## EXERCISE DETAILS
Write out every record in full, keeping each character exactly as it is.

START EXCERPTED DATA

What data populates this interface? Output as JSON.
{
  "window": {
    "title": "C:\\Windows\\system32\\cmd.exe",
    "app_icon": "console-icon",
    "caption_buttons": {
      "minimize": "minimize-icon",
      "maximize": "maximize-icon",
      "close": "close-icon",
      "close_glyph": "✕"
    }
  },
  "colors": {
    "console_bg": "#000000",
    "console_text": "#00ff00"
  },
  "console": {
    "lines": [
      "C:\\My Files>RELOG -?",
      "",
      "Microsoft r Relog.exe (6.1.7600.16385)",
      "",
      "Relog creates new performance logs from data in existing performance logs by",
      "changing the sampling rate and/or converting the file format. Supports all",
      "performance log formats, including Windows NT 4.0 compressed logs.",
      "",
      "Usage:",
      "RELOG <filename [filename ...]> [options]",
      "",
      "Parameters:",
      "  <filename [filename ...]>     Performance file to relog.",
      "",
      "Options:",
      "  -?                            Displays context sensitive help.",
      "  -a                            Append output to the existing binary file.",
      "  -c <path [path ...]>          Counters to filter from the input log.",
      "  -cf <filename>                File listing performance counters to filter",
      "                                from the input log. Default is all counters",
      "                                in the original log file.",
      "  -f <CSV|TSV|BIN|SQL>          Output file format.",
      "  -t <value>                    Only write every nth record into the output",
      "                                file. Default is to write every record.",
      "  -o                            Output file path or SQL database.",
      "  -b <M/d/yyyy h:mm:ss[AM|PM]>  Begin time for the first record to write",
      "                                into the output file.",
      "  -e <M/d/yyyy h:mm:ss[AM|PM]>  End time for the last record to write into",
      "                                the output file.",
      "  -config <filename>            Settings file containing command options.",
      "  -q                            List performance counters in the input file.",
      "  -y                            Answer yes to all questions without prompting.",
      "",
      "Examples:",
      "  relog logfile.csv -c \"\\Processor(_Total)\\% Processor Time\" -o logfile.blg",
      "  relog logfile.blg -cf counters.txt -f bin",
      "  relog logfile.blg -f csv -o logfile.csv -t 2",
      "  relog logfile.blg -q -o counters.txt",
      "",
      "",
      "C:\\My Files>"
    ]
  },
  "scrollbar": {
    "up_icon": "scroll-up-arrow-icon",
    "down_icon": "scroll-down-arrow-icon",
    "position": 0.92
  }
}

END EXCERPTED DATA

## FINAL ANSWER
What data populates this interface? Output as JSON.
{
  "window": {
    "title": "C:\\Windows\\system32\\cmd.exe",
    "app_icon": "console-icon",
    "caption_buttons": {
      "minimize": "minimize-icon",
      "maximize": "maximize-icon",
      "close": "close-icon",
      "close_glyph": "✕"
    }
  },
  "colors": {
    "console_bg": "#000000",
    "console_text": "#00ff00"
  },
  "console": {
    "lines": [
      "C:\\My Files>RELOG -?",
      "",
      "Microsoft r Relog.exe (6.1.7600.16385)",
      "",
      "Relog creates new performance logs from data in existing performance logs by",
      "changing the sampling rate and/or converting the file format. Supports all",
      "performance log formats, including Windows NT 4.0 compressed logs.",
      "",
      "Usage:",
      "RELOG <filename [filename ...]> [options]",
      "",
      "Parameters:",
      "  <filename [filename ...]>     Performance file to relog.",
      "",
      "Options:",
      "  -?                            Displays context sensitive help.",
      "  -a                            Append output to the existing binary file.",
      "  -c <path [path ...]>          Counters to filter from the input log.",
      "  -cf <filename>                File listing performance counters to filter",
      "                                from the input log. Default is all counters",
      "                                in the original log file.",
      "  -f <CSV|TSV|BIN|SQL>          Output file format.",
      "  -t <value>                    Only write every nth record into the output",
      "                                file. Default is to write every record.",
      "  -o                            Output file path or SQL database.",
      "  -b <M/d/yyyy h:mm:ss[AM|PM]>  Begin time for the first record to write",
      "                                into the output file.",
      "  -e <M/d/yyyy h:mm:ss[AM|PM]>  End time for the last record to write into",
      "                                the output file.",
      "  -config <filename>            Settings file containing command options.",
      "  -q                            List performance counters in the input file.",
      "  -y                            Answer yes to all questions without prompting.",
      "",
      "Examples:",
      "  relog logfile.csv -c \"\\Processor(_Total)\\% Processor Time\" -o logfile.blg",
      "  relog logfile.blg -cf counters.txt -f bin",
      "  relog logfile.blg -f csv -o logfile.csv -t 2",
      "  relog logfile.blg -q -o counters.txt",
      "",
      "",
      "C:\\My Files>"
    ]
  },
  "scrollbar": {
    "up_icon": "scroll-up-arrow-icon",
    "down_icon": "scroll-down-arrow-icon",
    "position": 0.92
  }
}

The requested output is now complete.